Task directions. Return all lines of the listing below that carry the word "nhận".

Stored data.
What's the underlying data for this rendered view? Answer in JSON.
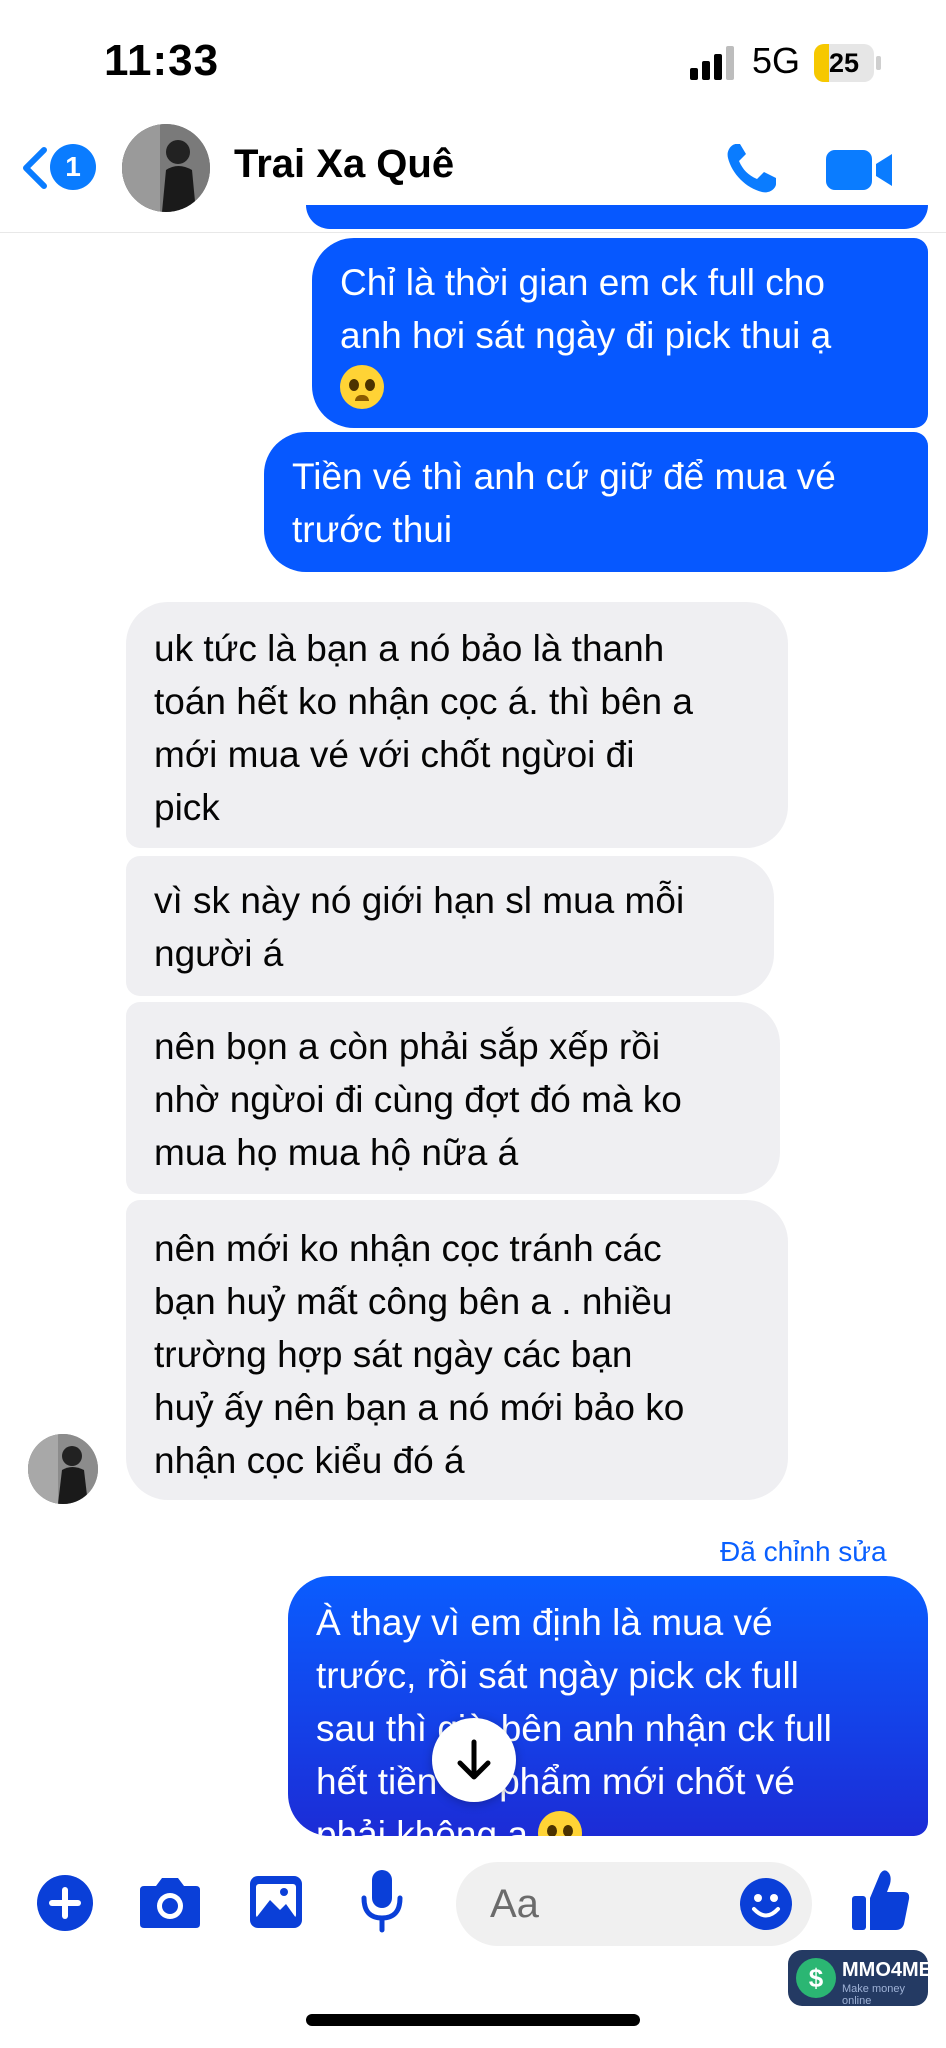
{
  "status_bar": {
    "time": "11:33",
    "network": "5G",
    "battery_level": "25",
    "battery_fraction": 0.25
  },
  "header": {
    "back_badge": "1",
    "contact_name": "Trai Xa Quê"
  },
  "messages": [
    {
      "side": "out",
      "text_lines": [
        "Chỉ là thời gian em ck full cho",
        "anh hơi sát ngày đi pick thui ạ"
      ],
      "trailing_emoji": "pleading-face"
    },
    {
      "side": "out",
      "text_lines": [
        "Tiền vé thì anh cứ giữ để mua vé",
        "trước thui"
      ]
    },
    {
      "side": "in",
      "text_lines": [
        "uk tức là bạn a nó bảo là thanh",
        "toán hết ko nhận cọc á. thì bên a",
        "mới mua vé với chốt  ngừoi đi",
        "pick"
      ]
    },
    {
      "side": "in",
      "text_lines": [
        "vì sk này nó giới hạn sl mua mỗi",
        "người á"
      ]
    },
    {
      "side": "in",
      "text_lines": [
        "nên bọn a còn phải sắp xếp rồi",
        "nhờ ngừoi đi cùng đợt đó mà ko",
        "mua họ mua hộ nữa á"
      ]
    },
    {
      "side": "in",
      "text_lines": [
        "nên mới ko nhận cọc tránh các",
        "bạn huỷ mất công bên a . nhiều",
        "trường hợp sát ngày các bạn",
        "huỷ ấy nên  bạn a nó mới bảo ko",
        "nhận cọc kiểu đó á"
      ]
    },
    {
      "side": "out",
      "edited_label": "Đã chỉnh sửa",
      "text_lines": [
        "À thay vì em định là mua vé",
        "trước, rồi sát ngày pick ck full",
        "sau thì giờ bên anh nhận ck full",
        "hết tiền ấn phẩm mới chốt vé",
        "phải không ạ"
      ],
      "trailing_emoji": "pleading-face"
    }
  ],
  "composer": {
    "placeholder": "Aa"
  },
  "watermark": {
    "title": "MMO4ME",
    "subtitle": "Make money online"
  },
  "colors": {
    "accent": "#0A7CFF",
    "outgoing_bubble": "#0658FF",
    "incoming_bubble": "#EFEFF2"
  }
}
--
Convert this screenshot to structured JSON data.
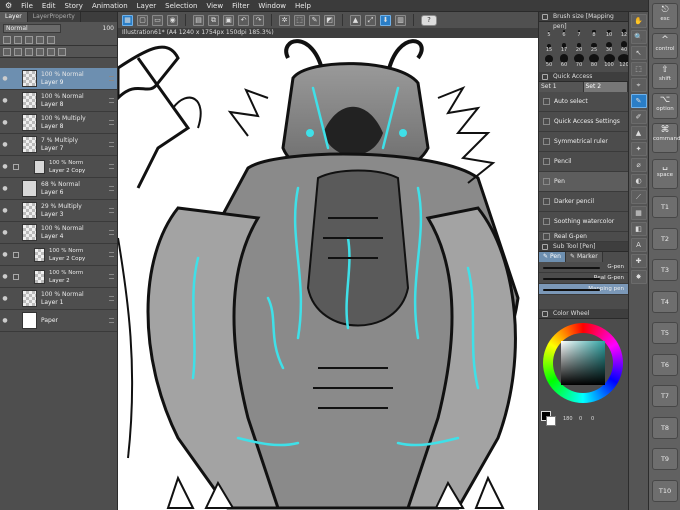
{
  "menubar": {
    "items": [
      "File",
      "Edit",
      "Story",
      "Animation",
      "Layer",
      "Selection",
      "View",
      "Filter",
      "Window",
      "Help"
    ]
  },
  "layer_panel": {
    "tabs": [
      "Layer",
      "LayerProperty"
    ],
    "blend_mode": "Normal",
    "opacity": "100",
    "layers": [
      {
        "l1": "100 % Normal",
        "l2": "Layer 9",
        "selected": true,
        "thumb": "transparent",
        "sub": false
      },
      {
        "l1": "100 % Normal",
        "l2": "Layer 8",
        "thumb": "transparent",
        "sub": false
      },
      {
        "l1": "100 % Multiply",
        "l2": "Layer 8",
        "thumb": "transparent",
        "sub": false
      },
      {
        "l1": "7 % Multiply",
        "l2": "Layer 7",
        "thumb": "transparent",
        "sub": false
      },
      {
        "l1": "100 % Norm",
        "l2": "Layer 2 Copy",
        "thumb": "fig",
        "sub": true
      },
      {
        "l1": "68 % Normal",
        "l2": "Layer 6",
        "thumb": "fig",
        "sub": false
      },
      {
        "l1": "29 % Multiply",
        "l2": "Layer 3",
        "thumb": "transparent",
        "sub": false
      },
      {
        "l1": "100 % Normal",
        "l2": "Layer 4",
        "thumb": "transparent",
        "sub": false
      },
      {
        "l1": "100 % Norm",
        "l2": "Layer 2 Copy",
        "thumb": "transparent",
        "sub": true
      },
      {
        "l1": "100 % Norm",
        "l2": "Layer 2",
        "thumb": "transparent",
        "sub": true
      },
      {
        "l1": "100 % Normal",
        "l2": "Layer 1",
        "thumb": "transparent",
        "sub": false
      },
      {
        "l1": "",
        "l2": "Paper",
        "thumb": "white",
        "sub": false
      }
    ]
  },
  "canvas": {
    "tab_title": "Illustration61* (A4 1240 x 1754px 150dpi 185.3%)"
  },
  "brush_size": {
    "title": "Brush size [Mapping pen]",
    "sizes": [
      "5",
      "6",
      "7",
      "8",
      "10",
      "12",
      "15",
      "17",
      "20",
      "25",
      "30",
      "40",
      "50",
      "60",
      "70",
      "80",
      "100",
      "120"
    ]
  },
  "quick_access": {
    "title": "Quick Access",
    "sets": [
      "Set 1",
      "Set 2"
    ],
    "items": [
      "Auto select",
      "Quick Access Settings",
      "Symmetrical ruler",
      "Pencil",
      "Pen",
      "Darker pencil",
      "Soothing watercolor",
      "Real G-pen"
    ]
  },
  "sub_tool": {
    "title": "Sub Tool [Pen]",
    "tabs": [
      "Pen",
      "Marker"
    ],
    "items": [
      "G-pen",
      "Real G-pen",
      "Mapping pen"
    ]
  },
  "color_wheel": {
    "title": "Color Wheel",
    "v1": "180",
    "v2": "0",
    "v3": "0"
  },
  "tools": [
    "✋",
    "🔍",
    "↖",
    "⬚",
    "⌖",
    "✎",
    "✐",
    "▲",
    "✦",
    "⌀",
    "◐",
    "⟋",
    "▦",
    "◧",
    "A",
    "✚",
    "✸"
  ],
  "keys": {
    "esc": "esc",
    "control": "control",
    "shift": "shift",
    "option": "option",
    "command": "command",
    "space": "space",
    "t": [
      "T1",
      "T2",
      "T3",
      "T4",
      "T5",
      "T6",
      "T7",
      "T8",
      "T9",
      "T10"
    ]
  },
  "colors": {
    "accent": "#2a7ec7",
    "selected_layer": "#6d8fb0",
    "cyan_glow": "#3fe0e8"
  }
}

Reply to the task.
        "toán hết ko nhận cọc á. thì bên a",
        "nên mới ko nhận cọc tránh các",
        "nhận cọc kiểu đó á"
        "sau thì giờ bên anh nhận ck full",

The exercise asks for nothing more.